Do you agree?

(Inaudible) >> I think the question of new imported cases present extra risk, one of the things that the modelling has shown us is that depends on the scale of your outbreak, so when it is low as in the case without Delta outbreak, the relatively would have been quite high and lots of imported cases can make a big impact then.

I have not seen Dr Jackson’s more recent modelling on that but I imagine if you have a larger outbreak as we would anticipate omicron, that balance will change.

>> (Inaudible) a petition going around calling for greater support of the entertainment industry.

Are we supporting the entertainment industry well enough?

(Inaudible) could we see numbers, audience numbers grow under a stage III, phase 3 setting?

>> What we have outlined today, all three phases occur at the systems we have set up a red, so these discussions about how particular sectors are impacted all relate back to that COVID protection framework.

I don’t have anything additional to say except what the Minister of Finance has already said about support for businesses.
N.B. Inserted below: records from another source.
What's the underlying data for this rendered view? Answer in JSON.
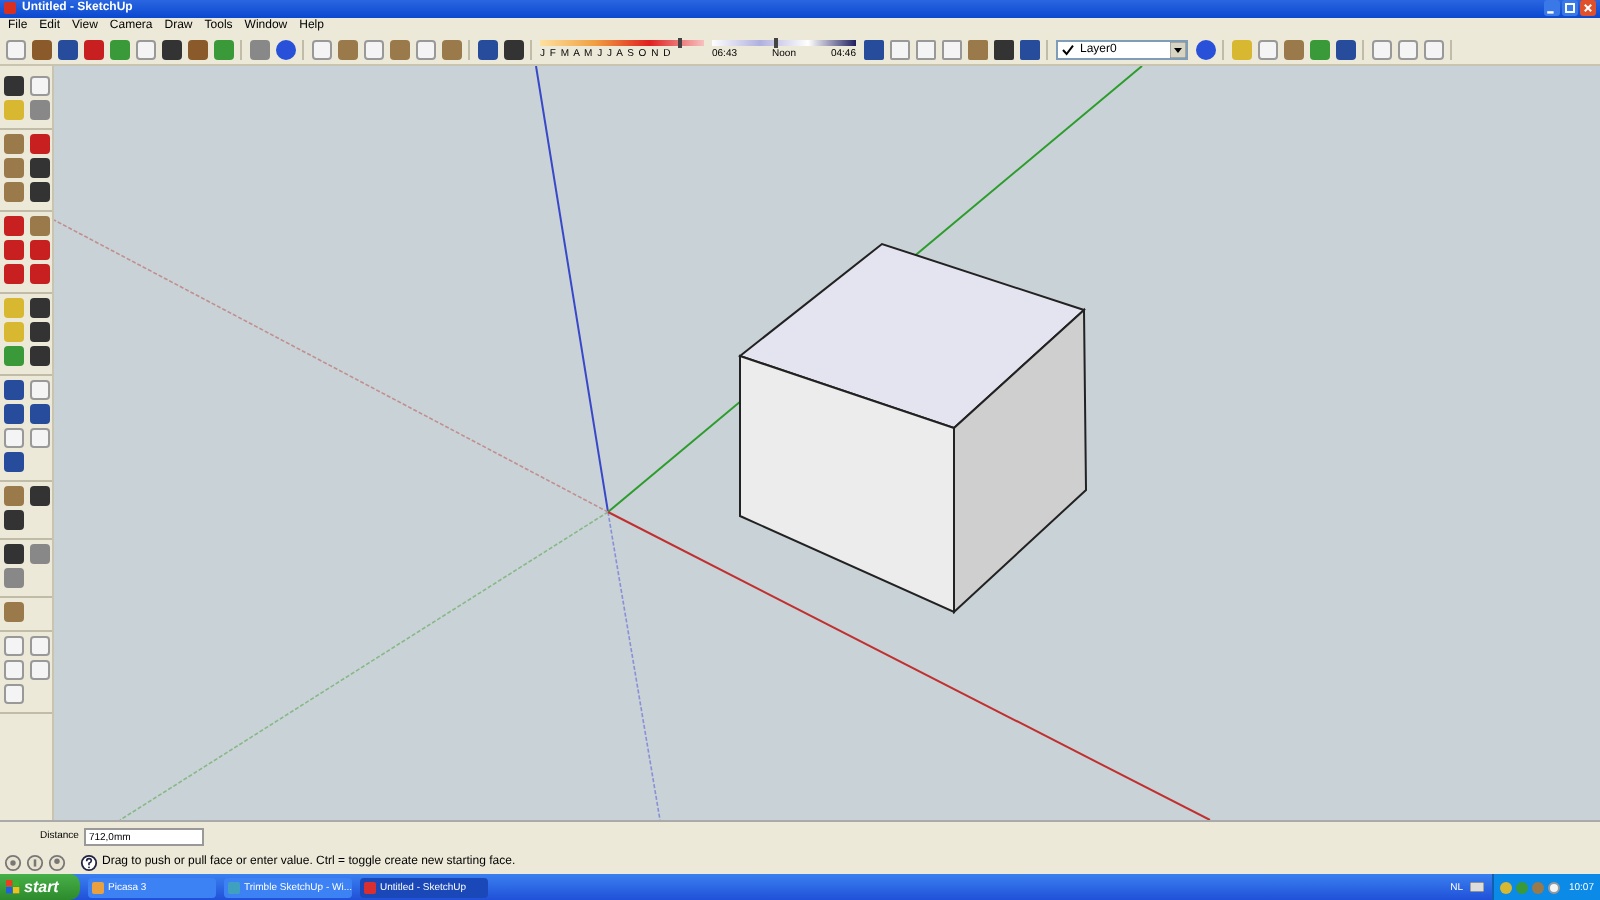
{
  "window": {
    "title": "Untitled - SketchUp"
  },
  "menu": [
    "File",
    "Edit",
    "View",
    "Camera",
    "Draw",
    "Tools",
    "Window",
    "Help"
  ],
  "shadow_settings": {
    "month_slider": {
      "scale": "J F M A M J J A S O N D",
      "level": 0.85
    },
    "time_slider": {
      "times": [
        "06:43",
        "Noon",
        "04:46"
      ],
      "level": 0.45
    }
  },
  "layer_dropdown": {
    "value": "Layer0"
  },
  "measurements": {
    "label": "Distance",
    "value": "712,0mm"
  },
  "status_bar": {
    "message": "Drag to push or pull face or enter value.  Ctrl = toggle create new starting face."
  },
  "taskbar": {
    "start": "start",
    "tasks": [
      {
        "label": "Picasa 3",
        "selected": false
      },
      {
        "label": "Trimble SketchUp - Wi...",
        "selected": false
      },
      {
        "label": "Untitled - SketchUp",
        "selected": true
      }
    ],
    "language": "NL",
    "clock": "10:07"
  }
}
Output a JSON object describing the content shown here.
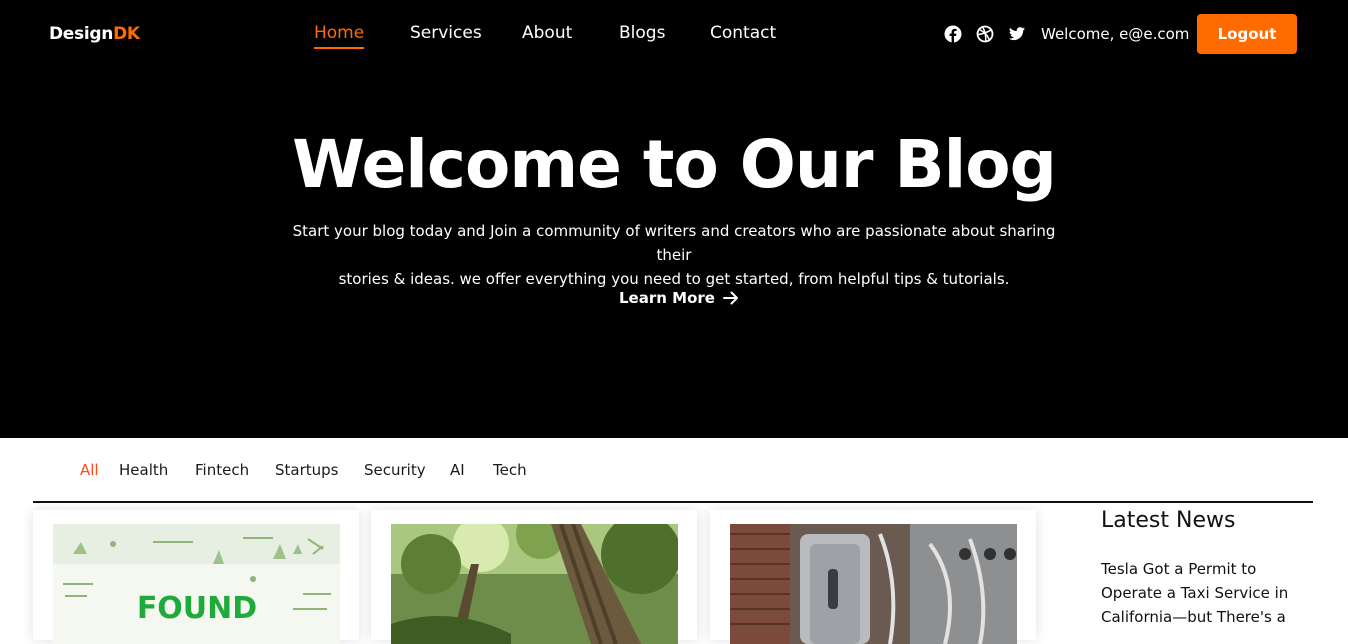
{
  "brand": {
    "name_main": "Design",
    "name_accent": "DK"
  },
  "nav": {
    "items": [
      {
        "label": "Home",
        "active": true
      },
      {
        "label": "Services",
        "active": false
      },
      {
        "label": "About",
        "active": false
      },
      {
        "label": "Blogs",
        "active": false
      },
      {
        "label": "Contact",
        "active": false
      }
    ]
  },
  "social_icons": [
    "facebook-icon",
    "dribbble-icon",
    "twitter-icon"
  ],
  "user": {
    "welcome_text": "Welcome, e@e.com",
    "logout_label": "Logout"
  },
  "hero": {
    "title": "Welcome to Our Blog",
    "subtitle_line1": "Start your blog today and Join a community of writers and creators who are passionate about sharing their",
    "subtitle_line2": "stories & ideas. we offer everything you need to get started, from helpful tips & tutorials.",
    "cta_label": "Learn More"
  },
  "categories": {
    "items": [
      {
        "label": "All",
        "active": true
      },
      {
        "label": "Health",
        "active": false
      },
      {
        "label": "Fintech",
        "active": false
      },
      {
        "label": "Startups",
        "active": false
      },
      {
        "label": "Security",
        "active": false
      },
      {
        "label": "AI",
        "active": false
      },
      {
        "label": "Tech",
        "active": false
      }
    ]
  },
  "cards": [
    {
      "image_caption": "FOUND"
    },
    {
      "image_caption": ""
    },
    {
      "image_caption": ""
    }
  ],
  "latest_news": {
    "title": "Latest News",
    "items": [
      {
        "headline_lines": [
          "Tesla Got a Permit to",
          "Operate a Taxi Service in",
          "California—but There's a"
        ]
      }
    ]
  },
  "colors": {
    "accent": "#ff6b00",
    "hero_bg": "#000000",
    "filter_active": "#ff4a1c"
  }
}
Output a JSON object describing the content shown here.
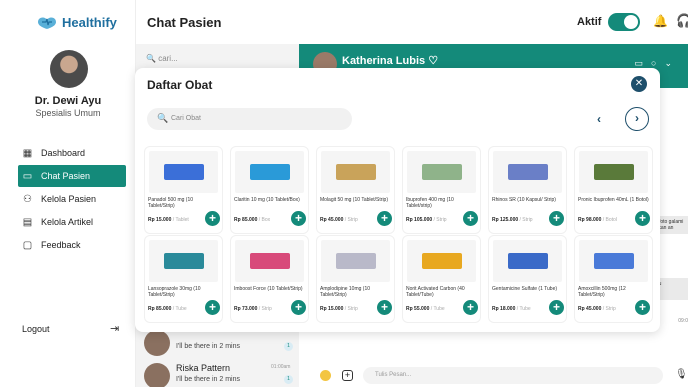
{
  "brand": {
    "name": "Healthify"
  },
  "profile": {
    "name": "Dr. Dewi Ayu",
    "role": "Spesialis Umum"
  },
  "nav": [
    {
      "label": "Dashboard",
      "icon": "grid-icon"
    },
    {
      "label": "Chat Pasien",
      "icon": "chat-icon",
      "active": true
    },
    {
      "label": "Kelola Pasien",
      "icon": "users-icon"
    },
    {
      "label": "Kelola Artikel",
      "icon": "article-icon"
    },
    {
      "label": "Feedback",
      "icon": "feedback-icon"
    }
  ],
  "logout": {
    "label": "Logout"
  },
  "header": {
    "title": "Chat Pasien",
    "status": "Aktif"
  },
  "chat_list": {
    "search_placeholder": "cari...",
    "items": [
      {
        "name": "",
        "message": "I'll be there in 2 mins",
        "time": "",
        "badge": "1"
      },
      {
        "name": "Riska Pattern",
        "message": "I'll be there in 2 mins",
        "time": "01:00am",
        "badge": "1"
      }
    ]
  },
  "chat": {
    "name": "Katherina Lubis",
    "bubbles": [
      "en foto galami saikan an",
      "uulu"
    ],
    "time": "09:0",
    "input_placeholder": "Tulis Pesan..."
  },
  "modal": {
    "title": "Daftar Obat",
    "search_placeholder": "Cari Obat",
    "medicines": [
      {
        "name": "Panadol 500 mg (10 Tablet/Strip)",
        "price": "Rp 15.000",
        "unit": "/ Tablet",
        "color": "#3b6fd8"
      },
      {
        "name": "Claritin 10 mg (10 Tablet/Box)",
        "price": "Rp 85.000",
        "unit": "/ Box",
        "color": "#2a9ad8"
      },
      {
        "name": "Molagit 50 mg (10 Tablet/Strip)",
        "price": "Rp 45.000",
        "unit": "/ Strip",
        "color": "#c9a35a"
      },
      {
        "name": "Ibuprofen 400 mg (10 Tablet/strip)",
        "price": "Rp 105.000",
        "unit": "/ Strip",
        "color": "#8fb38a"
      },
      {
        "name": "Rhinos SR (10 Kapsul/ Strip)",
        "price": "Rp 125.000",
        "unit": "/ Strip",
        "color": "#6a7fc7"
      },
      {
        "name": "Pronic Ibuprofen 40mL (1 Botol)",
        "price": "Rp 98.000",
        "unit": "/ Botol",
        "color": "#5a7a3a"
      },
      {
        "name": "Lansoprazole 30mg (10 Tablet/Strip)",
        "price": "Rp 85.000",
        "unit": "/ Tube",
        "color": "#2a8a9a"
      },
      {
        "name": "Imboost Force (10 Tablet/Strip)",
        "price": "Rp 73.000",
        "unit": "/ Strip",
        "color": "#d84a7a"
      },
      {
        "name": "Amplodipine 10mg (10 Tablet/Strip)",
        "price": "Rp 15.000",
        "unit": "/ Strip",
        "color": "#b9b9c9"
      },
      {
        "name": "Norit Activated Carbon (40 Tablet/Tube)",
        "price": "Rp 55.000",
        "unit": "/ Tube",
        "color": "#e8a820"
      },
      {
        "name": "Gentamicine Sulfate (1 Tube)",
        "price": "Rp 18.000",
        "unit": "/ Tube",
        "color": "#3a6ac8"
      },
      {
        "name": "Amoxcillin 500mg (12 Tablet/Strip)",
        "price": "Rp 45.000",
        "unit": "/ Strip",
        "color": "#4a7ad8"
      }
    ]
  },
  "colors": {
    "primary": "#148a7a",
    "accent": "#1e4f6b"
  }
}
>> Minister, operating mass, even (inaudible) can be a real strain.

— masks.

Would the government consider subsidising or ink — improving (inaudible) for masks?

>> Yesterday the Minister of health release guidance on how to make the best…

On the best mask that can be used.

Then separately the government change requirements for people covered by Mandates for masks.

Look, I think we are pragmatic about masks and we have shown that all along.

We have made a big change yesterday to our mask guidance and we have talked about other masks in the past, whether we can be using them more.

I think we need to look more at the scientific evidence and the practicalities of making them work in our community.

>> When can people expect to be able to get hold of rapid antigen tests and be able to use them at home if they are not in this critical worker group?

>> In phase 3 of the plan we have said today that they will be rapid antigen tests, will be the primary diagnostic test for someone with symptoms in the community there.

They will be available through the channels you can currently access tests through.

>> That means you can take them and have them to do testing at home?

Don’t have to do them at the pharmacy?

>> We think it will be mixed, both a supervised and unsupervised option because of demand and that, how that will be structured is what the Minister is currently working on.

This is the last one.

>> You have been at pains to point out that omicron is a different photo Delta yet Dr Bloomfield said when it came to the Maori perspective being fed in, it was only paid in, there was not a specific strategy in mind.

Is this in essence saying the Maori focus or strategy for Delta was perfect and it does not need to change?

>> No, not at all.

And what we need to do and do do is make sure that we are in regular contact as Dr Bloomfield has outlined and occurs at the ministerial level as well around the strategy and there was intensive engagement around the COVID protection framework which this work today sits underneath.

>> It is a different flow.

How come it wasn’t specific, they were not marry specifically at the table or engage with?

When coming up with the strategy.

— Maori.

>> The overall detection framework is an important point that we engage with Mario across the government.

That really was the last question.

Thank you very much.

>> So, no business is going to get the orders of rapid antigen tests until the government’s 80 million are filled?

>> No, that is not the case.

This is an interim measure and businesses can and will be able to access rapid antigen tests including from the government’s supply as and when they needed to support the plan that we have for omicron.

We are and will continue to work with businesses on it.

>> (Inaudible) no one is getting anything until we have got yours.

>> Rapid antigen tests RO already widely at used in our system.

— already.

They are available as a diagnostic test predominantly in phase 3 and already being used, for example, in some health workers surveillance.

>> Why can’t members of the public go to a pharmacy or grocery store and buy them like you can overseas?

>> We need to make sure they are available for those who need them most.